  • On arrival at the interview, give them an iPad with a presentation and video of what it is like to work for your company and what type of people perform best. 
  • In the interview, present your company like you would present the company to a client. Then ask for the applicant to talk about themselves; share insights that do not come across clearly in their CV's and ask them to explain why they think that they would be a good fit.
  • When they leave, give them a company brochure and any literature related to your company that may be of benefit to them.

Humbled by an employee discussion in our Atlanta office, I was pleasantly surprised that given the hypothetical situation of winning the lotto, all employees said that after a brief holiday, they would want to come back to work at Marketing Eye.

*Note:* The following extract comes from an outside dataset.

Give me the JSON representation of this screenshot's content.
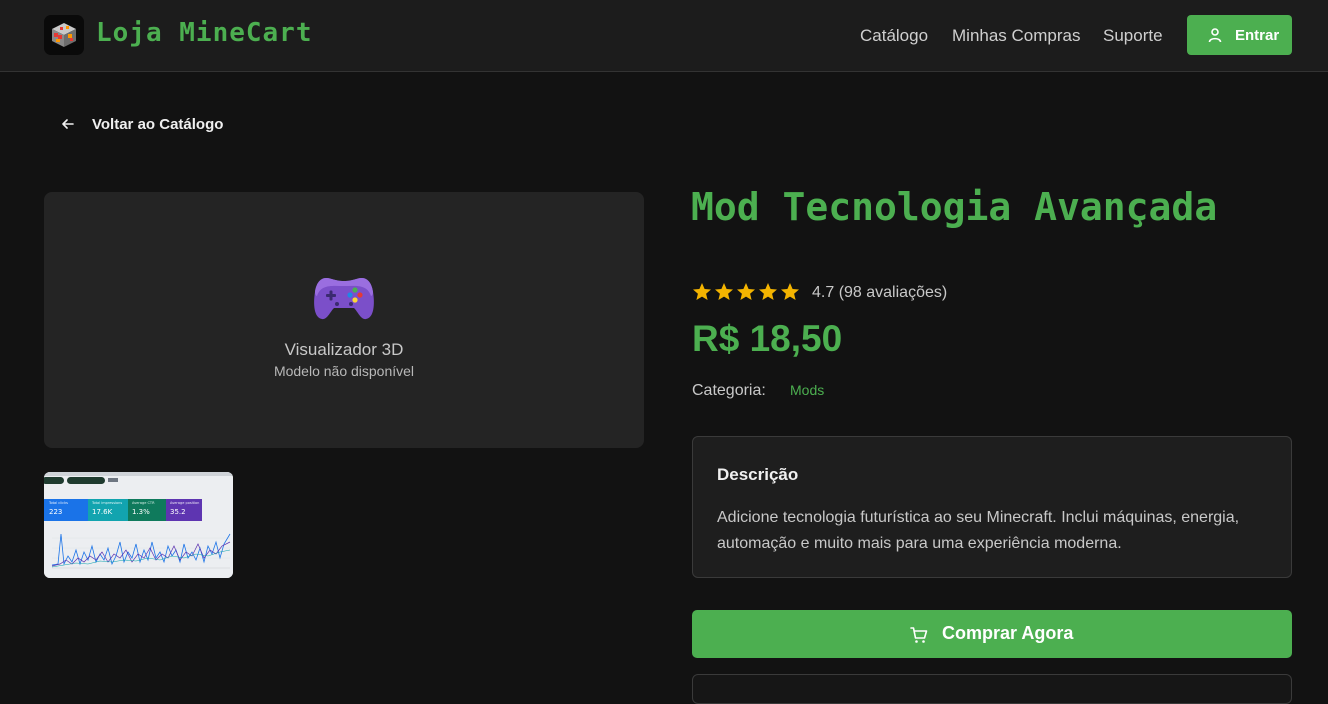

The engagement level on a day-to-day basis in our Atlanta office is very high – not to say, other offices are not the same. Company culture is everything and there are many reasons why it has a direct impact on bottom line.

There are a number of lessons learned from having a start-up in Atlanta that is inherently different from other offices we have.

The first being that all employees have chosen each other

Usually, a senior manager or myself makes the ultimate choice on who is going to join the team and in what capacity. Instead, in Atlanta, I have been over-ruled twice, and both times, I had to put my hand up and say that my choice would have been wrong for the team.

Published in Marketing
Don't be fooled to think that in 2013 you have time to waste. Everyone is now faster, smarter, better - all with extraordinary tools at their disposal.

Embarking on global expansion has been the most fascinating experience and in particular, working in what is one of America's most untapped entrepreneurial hubs of Atlanta has not only been rewarding, but also very invigorating.

Atlanta isn't the sleepy town that some of the cities counterparts seem to think it is. In fact, it is quite the opposite. The city is full of promise, spirit and an attitude that is less ruthless than say New York, Chicago, San Francisco or Los Angeles. Behind the politeness and accomodating attitudes of Atlanta's business folk are smart, determined, ambitious and thoroughly capable people who drive small businesses in an endeavour to become big businesses.

Capitalizing on an ability to cap salaries and deliver products and services to a national and international audience with America's most proficient transport hub at its disposal, Atlanta entrepeneurs are dreaming big. You heard it right - they are dreaming big. Not too dissimilar to their New York small business friends who have inspired a national through a carefully executed tabloid and magazine advertising campaign that let's the world know that in New York "This is no place to dream small."

What strikes me about the people of Atlanta is their attitude to helping others and in turn, helping themselves. It seems that those who don't come from here, tend to be the one's to watch, whereas if you do business with a true Atlanta local, you are guaranteed that the good old fashion handshake on a deal is exactly that. 

Today I had lunch with two talented mergers and acquisition partners at Deloitte. They both are very busy people but were kind enough to take time out of their day to have a chat about business, tax and the run of the land in setting up in Atlanta, buying a home and a motor vehicle.
Monday, 13 June 2011 18:06

None of us is as smart as all of us

Whether you are a big business or a small business, "none of us is as smart as all of us" (ref: Kenneth Blanchard, The One Minute Manager).

Truth be known, I don't think I am very smart at all, but collectively with the talents of my team at Marketing Eye, we help small businesses grow and most of our work is pretty awesome (if you ask me!).
Published in Management